To be considered to be an ‘outstanding teacher’, one has to demonstrate evidence of reaching the higher echelons of the eight teaching standards. On paper, and with enough guidance and support, it is possible that anyone could indeed achieve this. However, in reality, teachers are observed inside the classroom and in front of dozens of students who can, frankly, make the best laid plans redundant within seconds of a lesson commencing. In essence, there are few professions in which the difference between theory and practice are so far removed. Whilst frequently frustrating for teachers, this unpredictability actually acts as a safeguard in terms of overall teaching practice.
The realities of teaching are such that teachers require more than a certain qualification or background. The very best teachers are those who are able to make a connection in the classroom with young people. No training course or qualification can substitute for the extra ingredient that successful teachers require – a teaching ‘X Factor’ if you like; you either have it or you don’t.
Well-intentioned individuals who have a wonderful (and truly impressive) knowledge of pedagogy can soon find that their detailed understanding of the core learning theories from Vygotsky to Piaget can become wholly irrelevant if they cannot practically create an effective and stimulating learning environment in the first instance.
As such, parents, voters and politicians should breathe a little easier in this over-heated debate. The profoundly simple truth is that some unqualified teachers won’t be able to step up to the mark and deliver when faced with a full timetable of demanding classes. Yet, the same will transpire for every new cohort of freshly qualified teachers too.
The nature of teaching is demanding, fast-paced, transparent, utterly rewarding and completely unpredictable. The end product of these rather bizarre features leads to a very natural system of checks and balances in which all teachers will ultimately be judged.

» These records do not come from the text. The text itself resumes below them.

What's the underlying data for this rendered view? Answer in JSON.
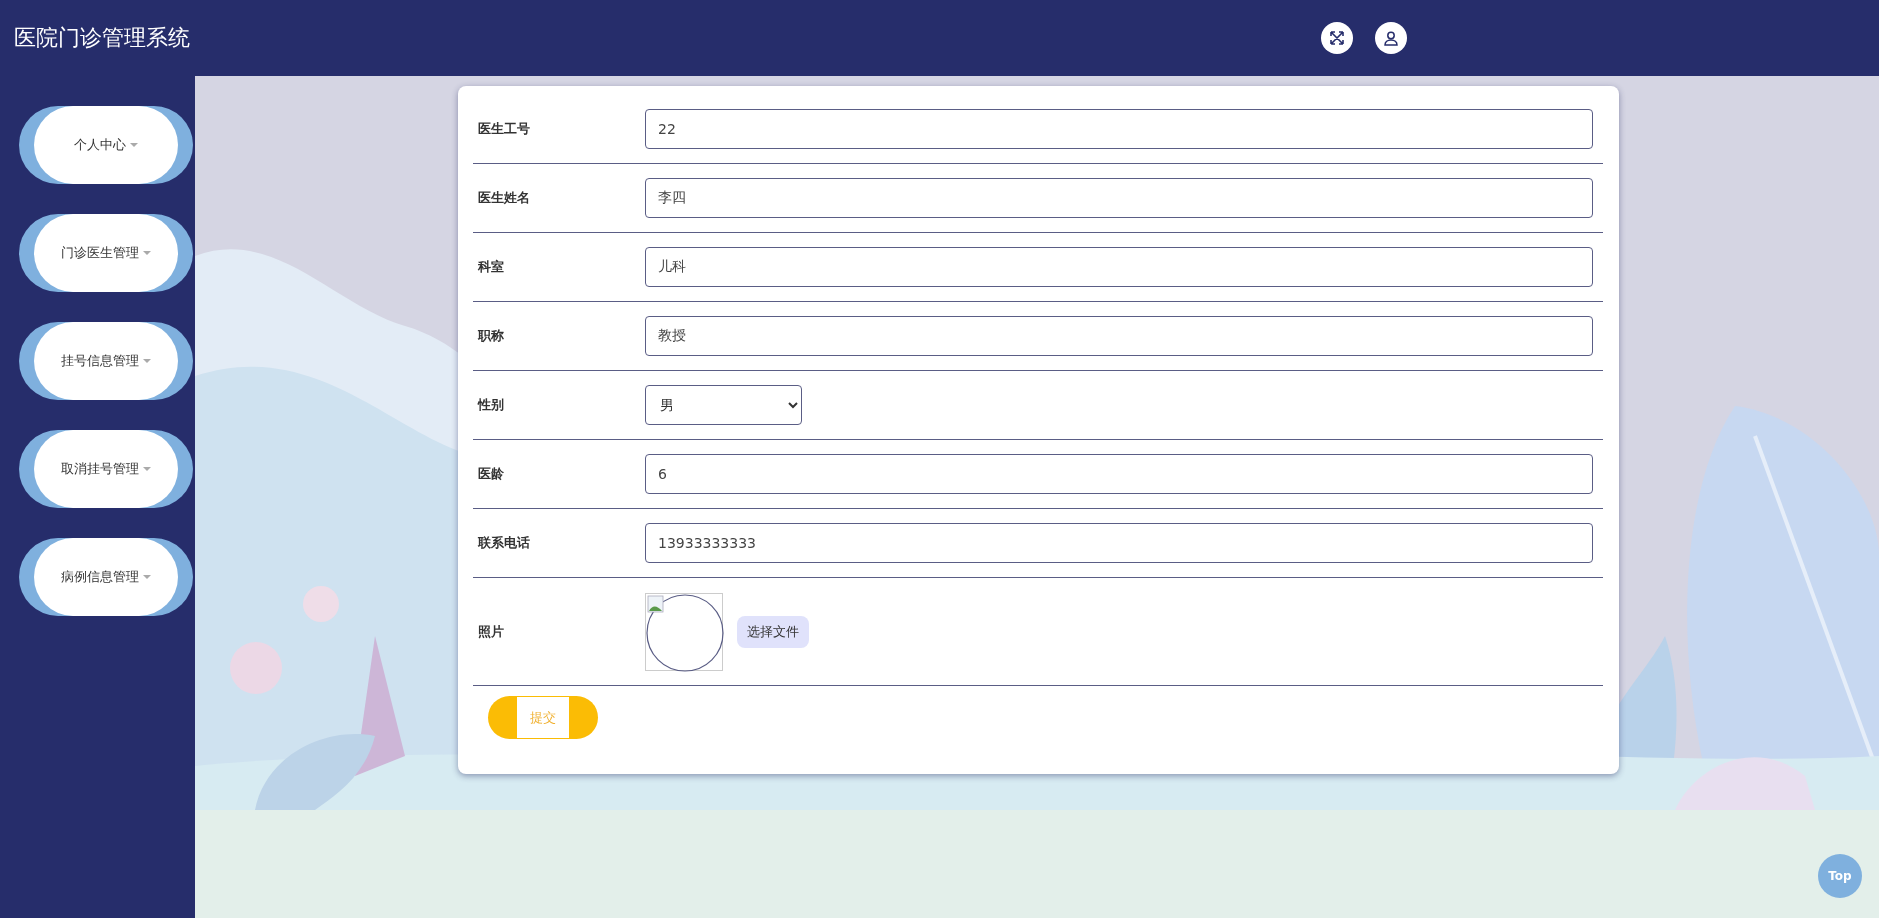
{
  "header": {
    "title": "医院门诊管理系统"
  },
  "sidebar": {
    "items": [
      {
        "label": "个人中心"
      },
      {
        "label": "门诊医生管理"
      },
      {
        "label": "挂号信息管理"
      },
      {
        "label": "取消挂号管理"
      },
      {
        "label": "病例信息管理"
      }
    ]
  },
  "form": {
    "fields": [
      {
        "kind": "text",
        "label": "医生工号",
        "value": "22"
      },
      {
        "kind": "text",
        "label": "医生姓名",
        "value": "李四"
      },
      {
        "kind": "text",
        "label": "科室",
        "value": "儿科"
      },
      {
        "kind": "text",
        "label": "职称",
        "value": "教授"
      },
      {
        "kind": "select",
        "label": "性别",
        "value": "男"
      },
      {
        "kind": "text",
        "label": "医龄",
        "value": "6"
      },
      {
        "kind": "text",
        "label": "联系电话",
        "value": "13933333333"
      },
      {
        "label": "照片",
        "button": "选择文件"
      }
    ],
    "submit": "提交"
  },
  "back_to_top": "Top"
}
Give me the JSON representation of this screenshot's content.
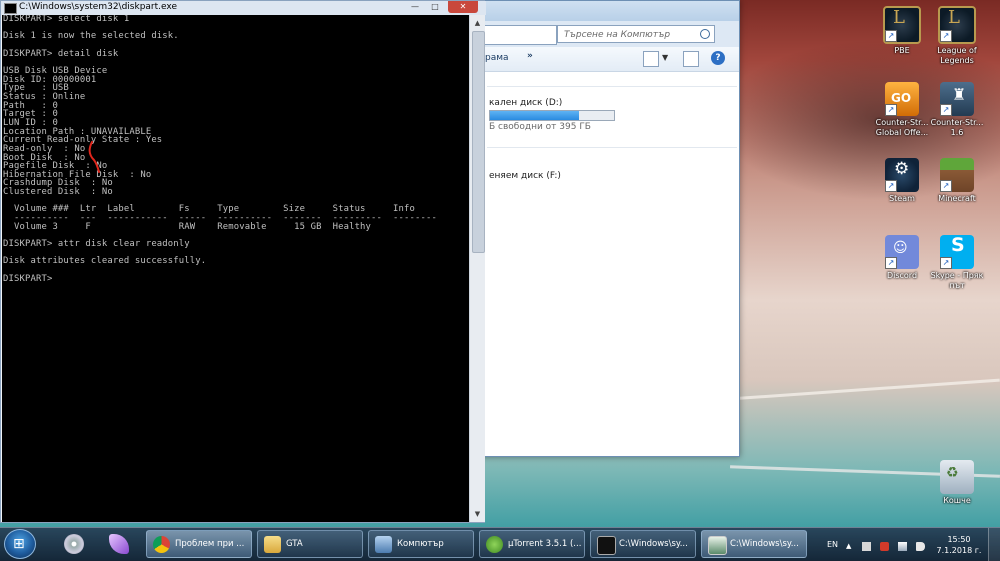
{
  "console": {
    "title": "C:\\Windows\\system32\\diskpart.exe",
    "min_label": "—",
    "max_label": "□",
    "close_label": "✕",
    "lines": [
      "DISKPART> select disk 1",
      "",
      "Disk 1 is now the selected disk.",
      "",
      "DISKPART> detail disk",
      "",
      "USB Disk USB Device",
      "Disk ID: 00000001",
      "Type   : USB",
      "Status : Online",
      "Path   : 0",
      "Target : 0",
      "LUN ID : 0",
      "Location Path : UNAVAILABLE",
      "Current Read-only State : Yes",
      "Read-only  : No",
      "Boot Disk  : No",
      "Pagefile Disk  : No",
      "Hibernation File Disk  : No",
      "Crashdump Disk  : No",
      "Clustered Disk  : No",
      "",
      "  Volume ###  Ltr  Label        Fs     Type        Size     Status     Info",
      "  ----------  ---  -----------  -----  ----------  -------  ---------  --------",
      "  Volume 3     F                RAW    Removable     15 GB  Healthy",
      "",
      "DISKPART> attr disk clear readonly",
      "",
      "Disk attributes cleared successfully.",
      "",
      "DISKPART>"
    ],
    "annotation_color": "#e0261c"
  },
  "explorer": {
    "search_placeholder": "Търсене на Компютър",
    "toolbar_organize": "рама",
    "toolbar_more": "»",
    "help_label": "?",
    "view_caret": "▼",
    "drive_d_label": "кален диск (D:)",
    "drive_d_free": "Б свободни от 395 ГБ",
    "drive_d_fill_fraction": 0.72,
    "drive_f_label": "еняем диск (F:)"
  },
  "desktop": {
    "icons": [
      {
        "name": "pbe",
        "label": "PBE",
        "glyph": "L"
      },
      {
        "name": "league-of-legends",
        "label": "League of Legends",
        "glyph": "L"
      },
      {
        "name": "cs-go",
        "label": "Counter-Str... Global Offe...",
        "glyph": "GO"
      },
      {
        "name": "cs-16",
        "label": "Counter-Str... 1.6",
        "glyph": "♜"
      },
      {
        "name": "steam",
        "label": "Steam",
        "glyph": "⚙"
      },
      {
        "name": "minecraft",
        "label": "Minecraft",
        "glyph": ""
      },
      {
        "name": "discord",
        "label": "Discord",
        "glyph": "☺"
      },
      {
        "name": "skype",
        "label": "Skype - Пряк път",
        "glyph": "S"
      },
      {
        "name": "recycle-bin",
        "label": "Кошче",
        "glyph": "♻"
      }
    ]
  },
  "taskbar": {
    "start_glyph": "⊞",
    "tasks": [
      {
        "name": "chrome",
        "label": "Проблем при ...",
        "color": "#3a9a3a"
      },
      {
        "name": "gta",
        "label": "GTA",
        "color": "#e8c45a"
      },
      {
        "name": "computer",
        "label": "Компютър",
        "color": "#6c8fb8"
      },
      {
        "name": "utorrent",
        "label": "µTorrent 3.5.1 (...",
        "color": "#5aa83a"
      },
      {
        "name": "cmd-1",
        "label": "C:\\Windows\\sy...",
        "color": "#111111"
      },
      {
        "name": "cmd-2",
        "label": "C:\\Windows\\sy...",
        "color": "#2a5a3a"
      }
    ],
    "lang": "EN",
    "time": "15:50",
    "date": "7.1.2018 г."
  }
}
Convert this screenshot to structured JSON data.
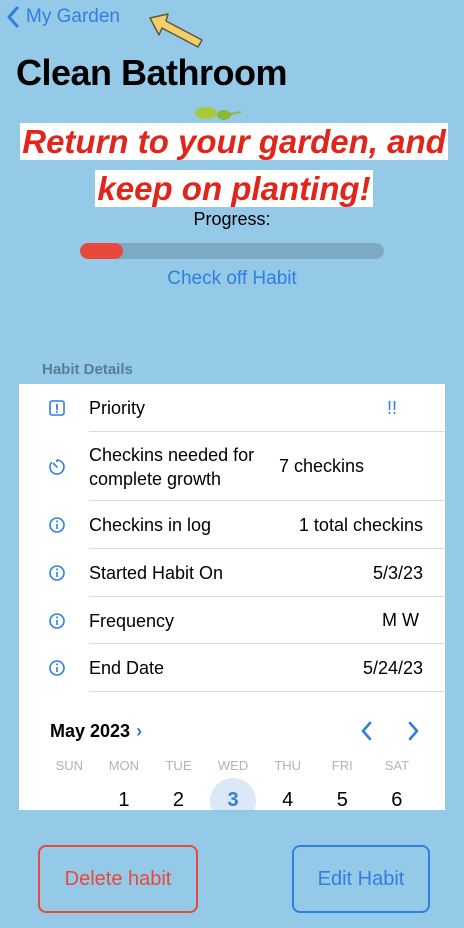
{
  "nav": {
    "back_label": "My Garden"
  },
  "header": {
    "title": "Clean Bathroom"
  },
  "banner": {
    "line1": "Return to your garden, and",
    "line2": "keep on planting!"
  },
  "progress": {
    "label": "Progress:",
    "value_fraction": 0.14
  },
  "actions": {
    "check_off": "Check off Habit",
    "delete": "Delete habit",
    "edit": "Edit Habit"
  },
  "details": {
    "header": "Habit Details",
    "rows": [
      {
        "label": "Priority",
        "value": "!!",
        "icon": "exclamation-square-icon"
      },
      {
        "label": "Checkins needed for complete growth",
        "value": "7 checkins",
        "icon": "timer-icon"
      },
      {
        "label": "Checkins in log",
        "value": "1 total checkins",
        "icon": "info-icon"
      },
      {
        "label": "Started Habit On",
        "value": "5/3/23",
        "icon": "info-icon"
      },
      {
        "label": "Frequency",
        "value": "M W",
        "icon": "info-icon"
      },
      {
        "label": "End Date",
        "value": "5/24/23",
        "icon": "info-icon"
      }
    ]
  },
  "calendar": {
    "month": "May 2023",
    "weekdays": [
      "SUN",
      "MON",
      "TUE",
      "WED",
      "THU",
      "FRI",
      "SAT"
    ],
    "days": [
      "",
      "1",
      "2",
      "3",
      "4",
      "5",
      "6"
    ],
    "selected_day": "3"
  },
  "colors": {
    "background": "#95c9e8",
    "accent": "#2f7fe0",
    "danger": "#e8493c",
    "banner_text": "#e1251b"
  }
}
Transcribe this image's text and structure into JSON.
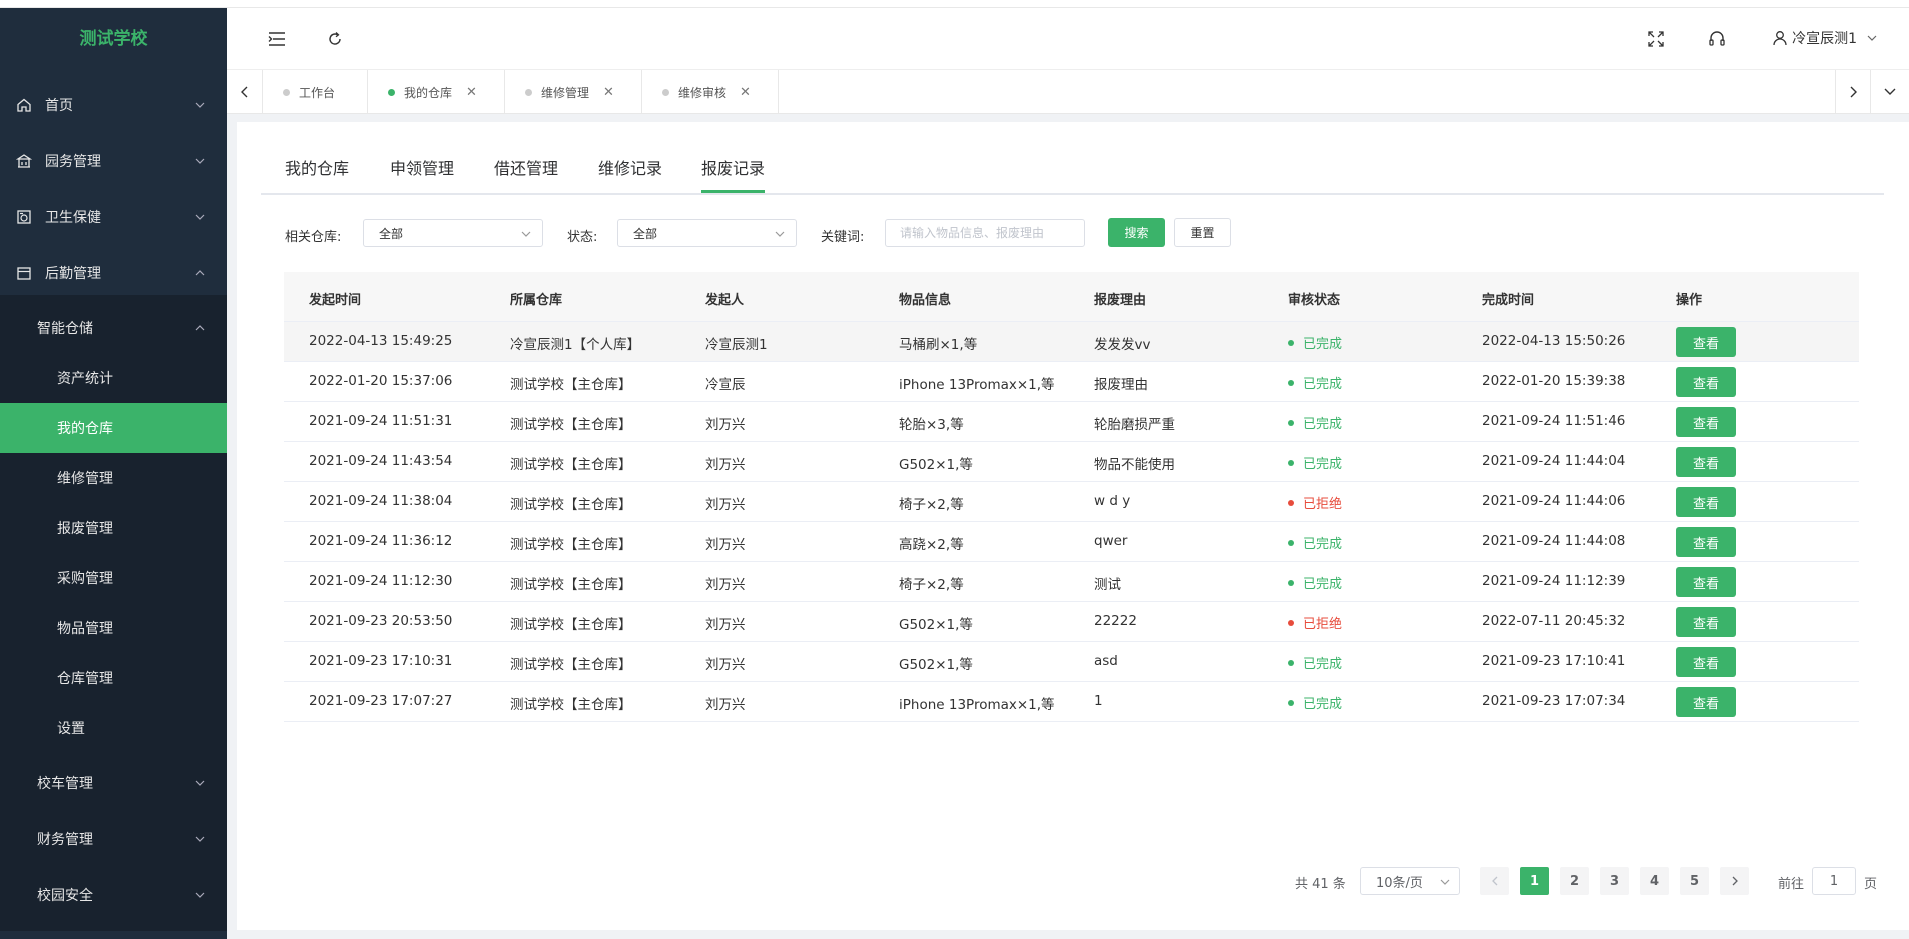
{
  "sidebar": {
    "logo": "测试学校",
    "menu": [
      {
        "label": "首页"
      },
      {
        "label": "园务管理"
      },
      {
        "label": "卫生保健"
      },
      {
        "label": "后勤管理"
      }
    ],
    "group": {
      "label": "智能仓储"
    },
    "subitems": [
      {
        "label": "资产统计"
      },
      {
        "label": "我的仓库"
      },
      {
        "label": "维修管理"
      },
      {
        "label": "报废管理"
      },
      {
        "label": "采购管理"
      },
      {
        "label": "物品管理"
      },
      {
        "label": "仓库管理"
      },
      {
        "label": "设置"
      }
    ],
    "more": [
      {
        "label": "校车管理"
      },
      {
        "label": "财务管理"
      },
      {
        "label": "校园安全"
      }
    ]
  },
  "header": {
    "user": "冷宣辰测1"
  },
  "tags": [
    {
      "label": "工作台"
    },
    {
      "label": "我的仓库"
    },
    {
      "label": "维修管理"
    },
    {
      "label": "维修审核"
    }
  ],
  "subtabs": [
    "我的仓库",
    "申领管理",
    "借还管理",
    "维修记录",
    "报废记录"
  ],
  "filters": {
    "warehouse_label": "相关仓库:",
    "warehouse_value": "全部",
    "status_label": "状态:",
    "status_value": "全部",
    "keyword_label": "关键词:",
    "keyword_placeholder": "请输入物品信息、报废理由",
    "search": "搜索",
    "reset": "重置"
  },
  "table": {
    "columns": [
      "发起时间",
      "所属仓库",
      "发起人",
      "物品信息",
      "报废理由",
      "审核状态",
      "完成时间",
      "操作"
    ],
    "action": "查看",
    "rows": [
      [
        "2022-04-13 15:49:25",
        "冷宣辰测1【个人库】",
        "冷宣辰测1",
        "马桶刷×1,等",
        "发发发vv",
        "已完成",
        "2022-04-13 15:50:26"
      ],
      [
        "2022-01-20 15:37:06",
        "测试学校【主仓库】",
        "冷宣辰",
        "iPhone 13Promax×1,等",
        "报废理由",
        "已完成",
        "2022-01-20 15:39:38"
      ],
      [
        "2021-09-24 11:51:31",
        "测试学校【主仓库】",
        "刘万兴",
        "轮胎×3,等",
        "轮胎磨损严重",
        "已完成",
        "2021-09-24 11:51:46"
      ],
      [
        "2021-09-24 11:43:54",
        "测试学校【主仓库】",
        "刘万兴",
        "G502×1,等",
        "物品不能使用",
        "已完成",
        "2021-09-24 11:44:04"
      ],
      [
        "2021-09-24 11:38:04",
        "测试学校【主仓库】",
        "刘万兴",
        "椅子×2,等",
        "w d y",
        "已拒绝",
        "2021-09-24 11:44:06"
      ],
      [
        "2021-09-24 11:36:12",
        "测试学校【主仓库】",
        "刘万兴",
        "高跷×2,等",
        "qwer",
        "已完成",
        "2021-09-24 11:44:08"
      ],
      [
        "2021-09-24 11:12:30",
        "测试学校【主仓库】",
        "刘万兴",
        "椅子×2,等",
        "测试",
        "已完成",
        "2021-09-24 11:12:39"
      ],
      [
        "2021-09-23 20:53:50",
        "测试学校【主仓库】",
        "刘万兴",
        "G502×1,等",
        "22222",
        "已拒绝",
        "2022-07-11 20:45:32"
      ],
      [
        "2021-09-23 17:10:31",
        "测试学校【主仓库】",
        "刘万兴",
        "G502×1,等",
        "asd",
        "已完成",
        "2021-09-23 17:10:41"
      ],
      [
        "2021-09-23 17:07:27",
        "测试学校【主仓库】",
        "刘万兴",
        "iPhone 13Promax×1,等",
        "1",
        "已完成",
        "2021-09-23 17:07:34"
      ]
    ]
  },
  "pagination": {
    "total": "共 41 条",
    "page_size": "10条/页",
    "pages": [
      "1",
      "2",
      "3",
      "4",
      "5"
    ],
    "goto_label": "前往",
    "goto_value": "1",
    "page_suffix": "页"
  },
  "colors": {
    "accent": "#3bb36a",
    "sidebar_bg": "#1f2d3d",
    "reject": "#e74c3c"
  },
  "icons": {
    "menu": [
      "home-icon",
      "building-icon",
      "health-icon",
      "logistics-icon"
    ]
  }
}
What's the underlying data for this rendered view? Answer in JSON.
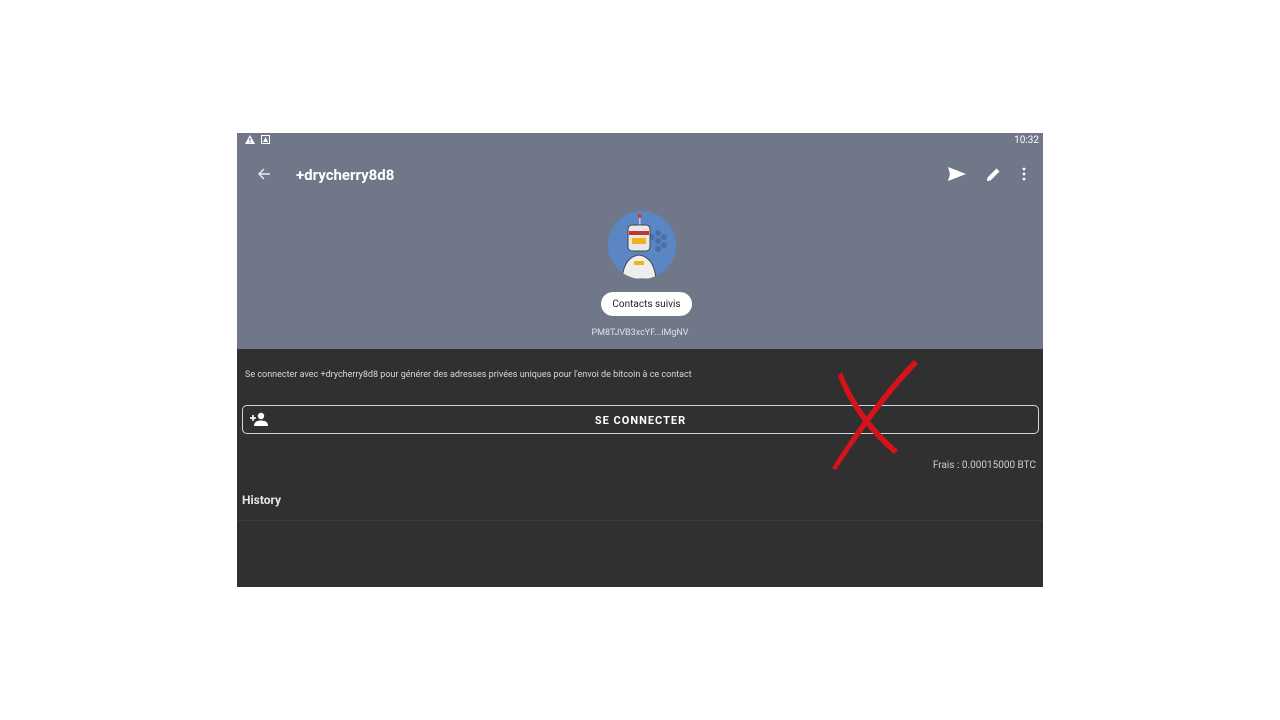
{
  "status_bar": {
    "time": "10:32",
    "icons": [
      "warning-icon",
      "notification-icon"
    ]
  },
  "toolbar": {
    "back_icon": "arrow-back-icon",
    "title": "+drycherry8d8",
    "actions": [
      "send-icon",
      "edit-pencil-icon",
      "more-vert-icon"
    ]
  },
  "profile": {
    "avatar": "robot-avatar",
    "chip_label": "Contacts suivis",
    "paynym_code": "PM8TJVB3xcYF...iMgNV"
  },
  "connect_section": {
    "description": "Se connecter avec +drycherry8d8 pour générer des adresses privées uniques pour l'envoi de bitcoin à ce contact",
    "button_label": "SE CONNECTER",
    "button_icon": "person-add-icon",
    "fees": "Frais : 0.00015000 BTC"
  },
  "history": {
    "title": "History"
  },
  "overlay": {
    "mark": "red-x-mark",
    "color": "#d8121b"
  },
  "colors": {
    "header_bg": "#6f7789",
    "body_bg": "#303030"
  }
}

Whether we are qualified or unqualified, this system is demanding enough to separate those who can teach from those who frankly shouldn’t – perhaps we should all begin to trust in it a little bit more?